It is the responsibility of bishops, therefore, to guard carefully this inestimable treasure, preserving it against both the rust of outmoded forms and the corruption of unwarranted innovations.
I receive many letters from people who are upset that we are addressing changes in the Mass at a time when authority of all sorts is challenged. They accuse us of shuffling the deck chairs on the Titanic. Furthermore, they suggest: "You are making us change habits which we have a right to maintain".
Bishops sometimes do not exercise their authority correctly, and where they did not exercise authority in overseeing priests, they were lax.
Even the appropriate exercise of episcopal authority is made difficult in today’s world because, more deeply than the sexual abuse scandal, we are experiencing a general secularization of the culture and of each one of us.

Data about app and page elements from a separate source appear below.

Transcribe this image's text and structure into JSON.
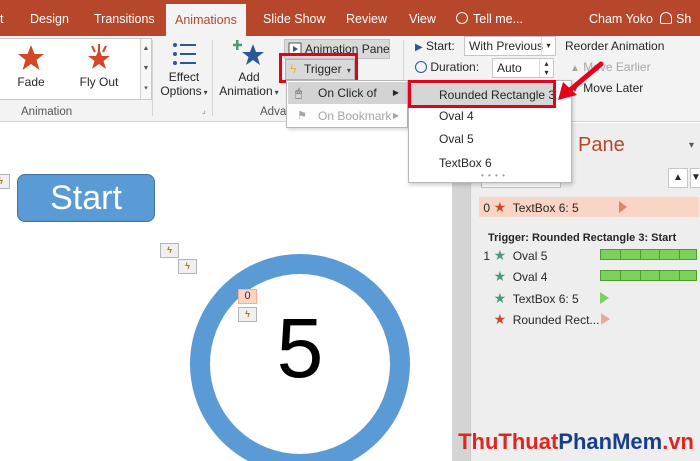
{
  "tabs": [
    {
      "label": "t"
    },
    {
      "label": "Design"
    },
    {
      "label": "Transitions"
    },
    {
      "label": "Animations",
      "active": true
    },
    {
      "label": "Slide Show"
    },
    {
      "label": "Review"
    },
    {
      "label": "View"
    }
  ],
  "tellme": "Tell me...",
  "user": "Cham Yoko",
  "share": "Sh",
  "gallery": {
    "items": [
      "Fade",
      "Fly Out"
    ],
    "group_label": "Animation"
  },
  "effect_options": {
    "line1": "Effect",
    "line2": "Options"
  },
  "add_animation": {
    "line1": "Add",
    "line2": "Animation"
  },
  "advanced_group_label": "Adva",
  "animation_pane_btn": "Animation Pane",
  "trigger_btn": "Trigger",
  "timing": {
    "start_label": "Start:",
    "start_value": "With Previous",
    "duration_label": "Duration:",
    "duration_value": "Auto",
    "reorder_label": "Reorder Animation",
    "move_earlier": "Move Earlier",
    "move_later": "Move Later"
  },
  "trigger_menu": {
    "on_click_of": "On Click of",
    "on_bookmark": "On Bookmark"
  },
  "submenu": {
    "items": [
      "Rounded Rectangle 3",
      "Oval 4",
      "Oval 5",
      "TextBox 6"
    ]
  },
  "slide": {
    "start_text": "Start",
    "ring_text": "5",
    "tag_number": "0"
  },
  "pane": {
    "title": "Pane",
    "row0": {
      "index": "0",
      "label": "TextBox 6: 5"
    },
    "trigger_header": "Trigger: Rounded Rectangle 3: Start",
    "rows": [
      {
        "index": "1",
        "label": "Oval 5"
      },
      {
        "index": "",
        "label": "Oval 4"
      },
      {
        "index": "",
        "label": "TextBox 6: 5"
      },
      {
        "index": "",
        "label": "Rounded Rect..."
      }
    ]
  },
  "watermark": {
    "part1": "ThuThuat",
    "part2": "PhanMem",
    "part3": ".vn"
  },
  "colors": {
    "accent": "#b7472a",
    "highlight_red": "#e5001b",
    "shape_blue": "#5b9bd5",
    "timeline_green": "#7cd158"
  }
}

When God is seen as a threat to human freedom, we have a sense of God as oppressor. If God is powerful and a threat to human freedom, then God has to be tamed and religious authority has to be contained. Thus, if God must be rendered powerless, then religious authority has no power itself. This, I would suggest, is the greatest obstacle to any kind of liturgical change done with any kind of authority, including your own authority as diocesan liturgists.
The Role of Liturgists
All of which is not to say … that the Liturgy belongs only to the bishops and their liturgists.
Bishops could not do their jobs without your own role being played. Diocesan liturgists have an indispensable role in the renewal and promotion of the Sacred Liturgy…. The adaptations of the Missale Romanum … were influenced greatly by your expertise and counsel.
You can always find a precedent. But precedent alone is not sufficient reason for change.
Source: "Address of Cardinal Francis George, O.M.I. to the 2003 National Meeting of The Federation of Diocesan Liturgical Commissions". BCL Newsletter (Volume XXXIX September/October 2003).